Has Amy Oestreicher finally gotten that which she dreamed of? As a child, like so many other kids who feel somehow inadequate or unloved, she fell into a make-believe world of fame and glory. What Amy didn’t know was that there is often a price to pay for such rewards. Through the manipulation and abuse of an older Svengali type of teacher, a very young Amy became a student set to learn several difficult life lessons. The results of those sinister teacher-student experiences would change the reality of her psyche forevermore. Yet through the anguish of her trauma, fear, guilt, and shame, she unlocked and set free many additional gifts of self-expression.
Gifts that once lay dormant literally burst from her guts.
In her one-woman auto-biographic show, Passageways, Amy seizes the opportunity to demonstrate all of these gifts. For over an hour, she sings and acts out her story of betrayal turned loyal and her turmoil turned success. Passageways is her confession of determination and survival. She uses her relationship with nature to weave a tapestry through the dark and sometimes confusing forest of trees. Her resolve is to finally get back on her path and rise up into the proverbial healing rays of the sun.
The multimedia piece consists of song, dance, enchanting props, and projected paintings. All of the different mediums are developed by the artist to further tell her story in the most illustrative, visual, and audible ways possible.
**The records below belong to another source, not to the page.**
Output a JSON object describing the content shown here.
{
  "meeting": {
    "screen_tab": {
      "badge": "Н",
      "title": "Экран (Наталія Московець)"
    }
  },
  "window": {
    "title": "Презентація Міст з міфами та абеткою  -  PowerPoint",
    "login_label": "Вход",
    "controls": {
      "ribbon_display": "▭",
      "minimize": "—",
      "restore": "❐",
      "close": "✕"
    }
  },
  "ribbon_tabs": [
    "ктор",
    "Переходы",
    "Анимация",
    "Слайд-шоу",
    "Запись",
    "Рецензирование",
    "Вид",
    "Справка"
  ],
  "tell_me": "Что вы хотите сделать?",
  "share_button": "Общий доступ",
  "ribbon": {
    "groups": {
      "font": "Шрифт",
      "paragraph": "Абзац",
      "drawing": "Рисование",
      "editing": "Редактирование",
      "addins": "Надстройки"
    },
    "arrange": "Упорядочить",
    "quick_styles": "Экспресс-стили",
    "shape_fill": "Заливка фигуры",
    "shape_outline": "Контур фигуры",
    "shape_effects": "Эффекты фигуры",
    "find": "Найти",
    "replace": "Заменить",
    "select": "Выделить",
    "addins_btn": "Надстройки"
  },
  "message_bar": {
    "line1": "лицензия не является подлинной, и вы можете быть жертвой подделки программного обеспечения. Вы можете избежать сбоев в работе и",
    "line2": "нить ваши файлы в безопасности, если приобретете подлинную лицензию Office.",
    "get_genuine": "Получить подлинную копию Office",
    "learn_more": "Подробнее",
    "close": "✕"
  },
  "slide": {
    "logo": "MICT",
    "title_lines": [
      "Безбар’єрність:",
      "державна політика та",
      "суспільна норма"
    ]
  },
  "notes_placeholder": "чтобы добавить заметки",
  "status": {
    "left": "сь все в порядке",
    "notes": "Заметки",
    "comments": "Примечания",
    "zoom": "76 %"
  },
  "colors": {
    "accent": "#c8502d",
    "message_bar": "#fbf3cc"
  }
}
Though unlike the story, itself, which is well-written and thought-provoking, the music composition competes with the libretto, and in some spots the combination results in a collision that is somewhat hard to watch or listen to. Yet, with careful consideration, this combination – however strange – lends to the chaotic emotion of the story.
A major highlight of the play is the artwork. The paintings and the props such as the (Book) reveal and reflect the inner workings of a mind at the height of its emotional expression. The play utilizes these paintings to take the audience on a turbulent, and narrative stroll through a dreamscape comparable to that of an art gallery.
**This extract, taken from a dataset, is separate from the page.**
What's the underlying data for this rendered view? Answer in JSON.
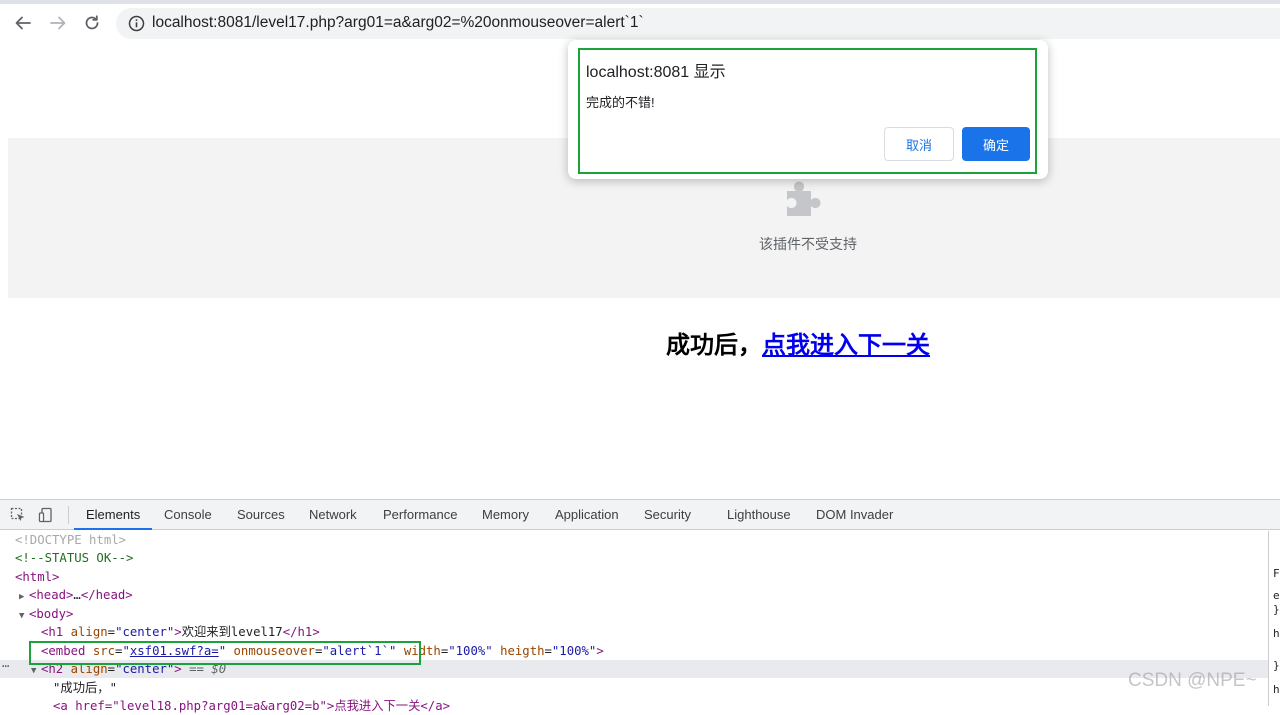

The question left at the end of the performance is can Amy embrace and step into being an adult? She certainly has the experience to be fully functional and to set an important example for the betterment of our so-called society. What remains so interesting is that Amy manages to give space and a platform to that wounded inner child that lives within so many. Perhaps, Passageways will clear the path for the storyteller to move on from the past, or will it keep her there for the rest of her life?
This post was written by the author in their personal capacity.The opinions expressed in this article are the author’s own and do not reflect the view of The Theatre Times, their staff or collaborators.
This post was written by David Vernon.
The views expressed here belong to the author and do not necessarily reflect our views and opinions.